And Ashleigh said she was delighted the new £12 million Big Lottery Fund programme, Bright New Futures, would help support young parents.
“This lottery money to support young parents is really good. I was too embarrassed to go to antenatal because I would have been the youngest there and thought other mums would be looking at me thinking I’m far too young to be having a baby so any money that can help bring young mums together to take away any pressure or embarrassment would be fantastic.”
Now looking forward to the future, determined Ashleigh, who passed five GCSEs, has just finished a three-year hair and beauty course at her local college – successfully juggling studying, working and being a parent. She works at her mum’s salon in Welshpool and one day aspires to own her own business. And because she been able to pursue her dreams despite obstacles on the way, she’s confident her son, who starts school this year, has a bright future.
“Like every parent I want him to do well in school,” said Ashleigh. “I want what every mum wants. I feel proud of him – I feel I’ve done what I was meant to do with him – I’ve done it in the right way. I want him to have a good life, I want him to have a good childhood, I want him to stay young for longer than I did. I want Archie to know I was a proud young mum but I also want him to know how hard it was. I want him to know everything I’ve missed out on because I was a young mum. I’ve loved being a young mum but I don’t want people to get pregnant at 16 when their doing their GCSES because it’s not a good situation to be in.
“But I’m lucky to have a lovely son and I want stability for him – it’s a big year for Archie with starting school this year and he needs his mum and that’s it.”
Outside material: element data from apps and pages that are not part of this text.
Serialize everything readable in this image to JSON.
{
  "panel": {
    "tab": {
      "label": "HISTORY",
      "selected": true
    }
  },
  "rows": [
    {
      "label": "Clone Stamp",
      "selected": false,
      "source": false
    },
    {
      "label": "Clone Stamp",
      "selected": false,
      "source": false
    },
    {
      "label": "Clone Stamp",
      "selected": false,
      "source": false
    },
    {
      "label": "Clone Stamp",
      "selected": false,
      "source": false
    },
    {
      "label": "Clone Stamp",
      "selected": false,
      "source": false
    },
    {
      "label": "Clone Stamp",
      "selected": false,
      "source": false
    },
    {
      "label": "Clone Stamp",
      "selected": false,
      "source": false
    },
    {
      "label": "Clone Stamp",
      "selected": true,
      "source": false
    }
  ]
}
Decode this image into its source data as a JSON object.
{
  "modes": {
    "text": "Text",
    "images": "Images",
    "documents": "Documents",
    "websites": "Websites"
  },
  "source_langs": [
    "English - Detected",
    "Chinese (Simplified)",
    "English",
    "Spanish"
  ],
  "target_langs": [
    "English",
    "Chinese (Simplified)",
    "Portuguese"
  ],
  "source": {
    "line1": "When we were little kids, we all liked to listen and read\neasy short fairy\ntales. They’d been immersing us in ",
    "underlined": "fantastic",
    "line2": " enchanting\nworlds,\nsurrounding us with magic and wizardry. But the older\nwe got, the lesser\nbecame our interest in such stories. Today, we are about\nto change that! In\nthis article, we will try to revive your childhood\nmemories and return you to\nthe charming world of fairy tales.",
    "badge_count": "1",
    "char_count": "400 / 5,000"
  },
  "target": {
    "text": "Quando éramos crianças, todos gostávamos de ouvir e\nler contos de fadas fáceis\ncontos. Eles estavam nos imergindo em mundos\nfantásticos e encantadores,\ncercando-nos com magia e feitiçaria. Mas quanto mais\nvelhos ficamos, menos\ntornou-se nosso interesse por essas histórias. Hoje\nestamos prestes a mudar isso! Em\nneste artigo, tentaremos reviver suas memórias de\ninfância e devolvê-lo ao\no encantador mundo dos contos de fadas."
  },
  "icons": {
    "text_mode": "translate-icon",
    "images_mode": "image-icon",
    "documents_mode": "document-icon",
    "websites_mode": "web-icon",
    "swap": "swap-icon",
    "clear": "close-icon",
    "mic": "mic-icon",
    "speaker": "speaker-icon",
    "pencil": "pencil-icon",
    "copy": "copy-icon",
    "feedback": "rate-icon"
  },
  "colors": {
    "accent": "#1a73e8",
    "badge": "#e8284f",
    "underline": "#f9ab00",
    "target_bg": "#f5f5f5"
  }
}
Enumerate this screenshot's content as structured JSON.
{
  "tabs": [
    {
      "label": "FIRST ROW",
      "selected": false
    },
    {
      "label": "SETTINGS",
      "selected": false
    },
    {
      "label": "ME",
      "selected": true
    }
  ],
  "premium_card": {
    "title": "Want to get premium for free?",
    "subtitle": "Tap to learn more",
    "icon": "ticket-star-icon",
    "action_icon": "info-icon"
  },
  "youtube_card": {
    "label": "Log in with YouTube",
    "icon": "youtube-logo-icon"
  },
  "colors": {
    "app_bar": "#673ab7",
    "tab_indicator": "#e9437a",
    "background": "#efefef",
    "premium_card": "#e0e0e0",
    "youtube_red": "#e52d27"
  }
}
Read a comic strip story about Ashleigh and listen to a podcast interview by visiting www.biglotteryfund.org.uk/brightnewfutures and clicking on the case study tab.